Computer worm creates an opening for copycats

continued from page 1

Question of the Day

Should Congress make English the official language of the U.S.?

View results

“The threat has become more real,” Mr. Campione said. “It was kind of hypothetical. It’s like being overweight — you know you are increasing your risk of a heart attack, but that awareness is not likely to change your behavior the way that actually having a heart attack would.”

He said there was a range of responses to the worm within the small community of specialists on ICS.

“It is a wake-up call. … A lot of people are working very hard … [but] there’s still going to be a bit of ‘head in the sand’ from some quarters, people saying, ‘Oh, that’s not how our system works, we don’t run that program, it’s not going to affect us,’” Mr. Campione said.

A detailed analysis from computer security firm Symantec, also released last week, shows that the worm remains dormant on systems where it does not detect the Siemens program, but is capable of updating itself with new programming or orders from its authors.

Liam O Murchu, operations manager for Symantec Security Response and one of the authors of the analysis, said copycats could “take note and analyze Stuxnet’s techniques … for their own purposes.”

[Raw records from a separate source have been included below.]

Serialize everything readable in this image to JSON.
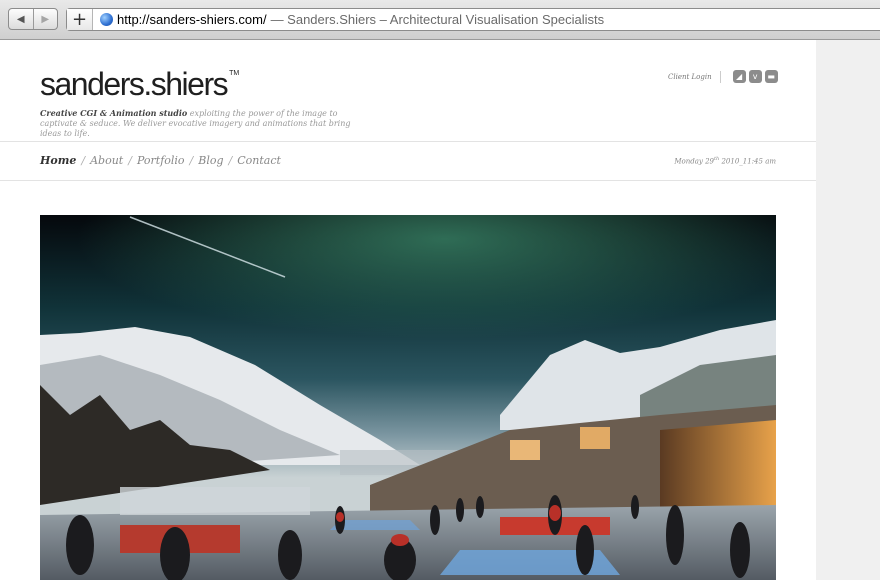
{
  "browser": {
    "url": "http://sanders-shiers.com/",
    "title": "— Sanders.Shiers – Architectural Visualisation Specialists"
  },
  "site": {
    "logo": "sanders.shiers",
    "trademark": "TM",
    "tagline_bold": "Creative CGI & Animation studio",
    "tagline_rest": " exploiting the power of the image to captivate & seduce. We deliver evocative imagery and animations that bring ideas to life.",
    "client_login": "Client Login",
    "social": [
      {
        "icon": "delicious-icon",
        "glyph": "◢"
      },
      {
        "icon": "vimeo-icon",
        "glyph": "v"
      },
      {
        "icon": "chat-icon",
        "glyph": "▬"
      }
    ]
  },
  "nav": {
    "items": [
      "Home",
      "About",
      "Portfolio",
      "Blog",
      "Contact"
    ],
    "active": "Home"
  },
  "date": {
    "day": "Monday 29",
    "suffix": "th",
    "rest": " 2010_11:45 am"
  },
  "hero": {
    "description_icon": "winter-plaza-rendering"
  }
}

He cautioned, however, that “it would take considerably longer than 90 days for someone to create a copycat threat.”

He also pointed out that in order to take over a system the way Stuxnet does, detailed knowledge is required of the way the ICS and the machinery it runs is configured.

“Making an industrial control system execute random code with unknown consequences is vastly different from making an industrial control system perform exact actions that would cause the desired real-world consequences, such as physical damage,” he told The Times.

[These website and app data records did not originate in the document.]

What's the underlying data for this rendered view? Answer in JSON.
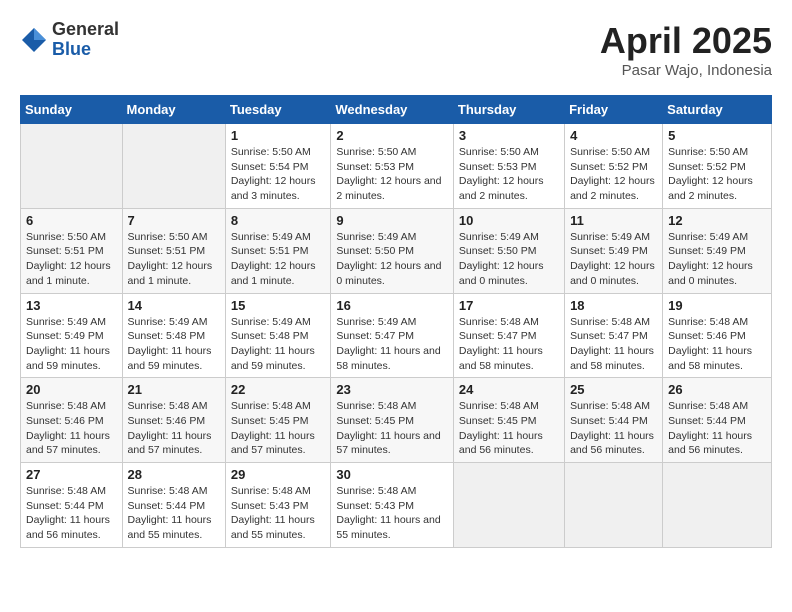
{
  "logo": {
    "general": "General",
    "blue": "Blue"
  },
  "header": {
    "month_year": "April 2025",
    "location": "Pasar Wajo, Indonesia"
  },
  "weekdays": [
    "Sunday",
    "Monday",
    "Tuesday",
    "Wednesday",
    "Thursday",
    "Friday",
    "Saturday"
  ],
  "weeks": [
    [
      {
        "day": "",
        "detail": ""
      },
      {
        "day": "",
        "detail": ""
      },
      {
        "day": "1",
        "detail": "Sunrise: 5:50 AM\nSunset: 5:54 PM\nDaylight: 12 hours and 3 minutes."
      },
      {
        "day": "2",
        "detail": "Sunrise: 5:50 AM\nSunset: 5:53 PM\nDaylight: 12 hours and 2 minutes."
      },
      {
        "day": "3",
        "detail": "Sunrise: 5:50 AM\nSunset: 5:53 PM\nDaylight: 12 hours and 2 minutes."
      },
      {
        "day": "4",
        "detail": "Sunrise: 5:50 AM\nSunset: 5:52 PM\nDaylight: 12 hours and 2 minutes."
      },
      {
        "day": "5",
        "detail": "Sunrise: 5:50 AM\nSunset: 5:52 PM\nDaylight: 12 hours and 2 minutes."
      }
    ],
    [
      {
        "day": "6",
        "detail": "Sunrise: 5:50 AM\nSunset: 5:51 PM\nDaylight: 12 hours and 1 minute."
      },
      {
        "day": "7",
        "detail": "Sunrise: 5:50 AM\nSunset: 5:51 PM\nDaylight: 12 hours and 1 minute."
      },
      {
        "day": "8",
        "detail": "Sunrise: 5:49 AM\nSunset: 5:51 PM\nDaylight: 12 hours and 1 minute."
      },
      {
        "day": "9",
        "detail": "Sunrise: 5:49 AM\nSunset: 5:50 PM\nDaylight: 12 hours and 0 minutes."
      },
      {
        "day": "10",
        "detail": "Sunrise: 5:49 AM\nSunset: 5:50 PM\nDaylight: 12 hours and 0 minutes."
      },
      {
        "day": "11",
        "detail": "Sunrise: 5:49 AM\nSunset: 5:49 PM\nDaylight: 12 hours and 0 minutes."
      },
      {
        "day": "12",
        "detail": "Sunrise: 5:49 AM\nSunset: 5:49 PM\nDaylight: 12 hours and 0 minutes."
      }
    ],
    [
      {
        "day": "13",
        "detail": "Sunrise: 5:49 AM\nSunset: 5:49 PM\nDaylight: 11 hours and 59 minutes."
      },
      {
        "day": "14",
        "detail": "Sunrise: 5:49 AM\nSunset: 5:48 PM\nDaylight: 11 hours and 59 minutes."
      },
      {
        "day": "15",
        "detail": "Sunrise: 5:49 AM\nSunset: 5:48 PM\nDaylight: 11 hours and 59 minutes."
      },
      {
        "day": "16",
        "detail": "Sunrise: 5:49 AM\nSunset: 5:47 PM\nDaylight: 11 hours and 58 minutes."
      },
      {
        "day": "17",
        "detail": "Sunrise: 5:48 AM\nSunset: 5:47 PM\nDaylight: 11 hours and 58 minutes."
      },
      {
        "day": "18",
        "detail": "Sunrise: 5:48 AM\nSunset: 5:47 PM\nDaylight: 11 hours and 58 minutes."
      },
      {
        "day": "19",
        "detail": "Sunrise: 5:48 AM\nSunset: 5:46 PM\nDaylight: 11 hours and 58 minutes."
      }
    ],
    [
      {
        "day": "20",
        "detail": "Sunrise: 5:48 AM\nSunset: 5:46 PM\nDaylight: 11 hours and 57 minutes."
      },
      {
        "day": "21",
        "detail": "Sunrise: 5:48 AM\nSunset: 5:46 PM\nDaylight: 11 hours and 57 minutes."
      },
      {
        "day": "22",
        "detail": "Sunrise: 5:48 AM\nSunset: 5:45 PM\nDaylight: 11 hours and 57 minutes."
      },
      {
        "day": "23",
        "detail": "Sunrise: 5:48 AM\nSunset: 5:45 PM\nDaylight: 11 hours and 57 minutes."
      },
      {
        "day": "24",
        "detail": "Sunrise: 5:48 AM\nSunset: 5:45 PM\nDaylight: 11 hours and 56 minutes."
      },
      {
        "day": "25",
        "detail": "Sunrise: 5:48 AM\nSunset: 5:44 PM\nDaylight: 11 hours and 56 minutes."
      },
      {
        "day": "26",
        "detail": "Sunrise: 5:48 AM\nSunset: 5:44 PM\nDaylight: 11 hours and 56 minutes."
      }
    ],
    [
      {
        "day": "27",
        "detail": "Sunrise: 5:48 AM\nSunset: 5:44 PM\nDaylight: 11 hours and 56 minutes."
      },
      {
        "day": "28",
        "detail": "Sunrise: 5:48 AM\nSunset: 5:44 PM\nDaylight: 11 hours and 55 minutes."
      },
      {
        "day": "29",
        "detail": "Sunrise: 5:48 AM\nSunset: 5:43 PM\nDaylight: 11 hours and 55 minutes."
      },
      {
        "day": "30",
        "detail": "Sunrise: 5:48 AM\nSunset: 5:43 PM\nDaylight: 11 hours and 55 minutes."
      },
      {
        "day": "",
        "detail": ""
      },
      {
        "day": "",
        "detail": ""
      },
      {
        "day": "",
        "detail": ""
      }
    ]
  ]
}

The kind of “insider knowledge” needed to make copycat attacks effective “is very hard to come by,” he added.

“Copycat threats are possible, even likely, but it will take time and resources to develop them,” he said.

Stewart Baker, a former senior official in the Department of Homeland Security, told The Times that the worm was “both a warning for the future and a danger in the present for” the U.S. power sector.

“They need a plan” to deal with Stuxnet, which has proved able to hide itself even on systems from which it has been scrubbed, he said. “And the country needs a plan” for dealing with potential future attacks, which unlike Stuxnet “could be aimed straight at us.”

If industry does not act on both fronts, he said, Congress might “create new authorities to force greater preparedness.”

Homeland Security spokeswoman Amy Kudwa told The Times that the agency is “continuing to work with our partners across the government and in the private sector,” as it had been since the worm was first identified.

“We’re taking the research” about the worm “and reaching out to share mitigation strategies with the owners and operators” of the nation’s key utilities, Ms. Kudwa said.

© Copyright 2014 The Washington Times, LLC. Click here for reprint permission.

Comments
blog comments powered by Disqus
TWT Video Picks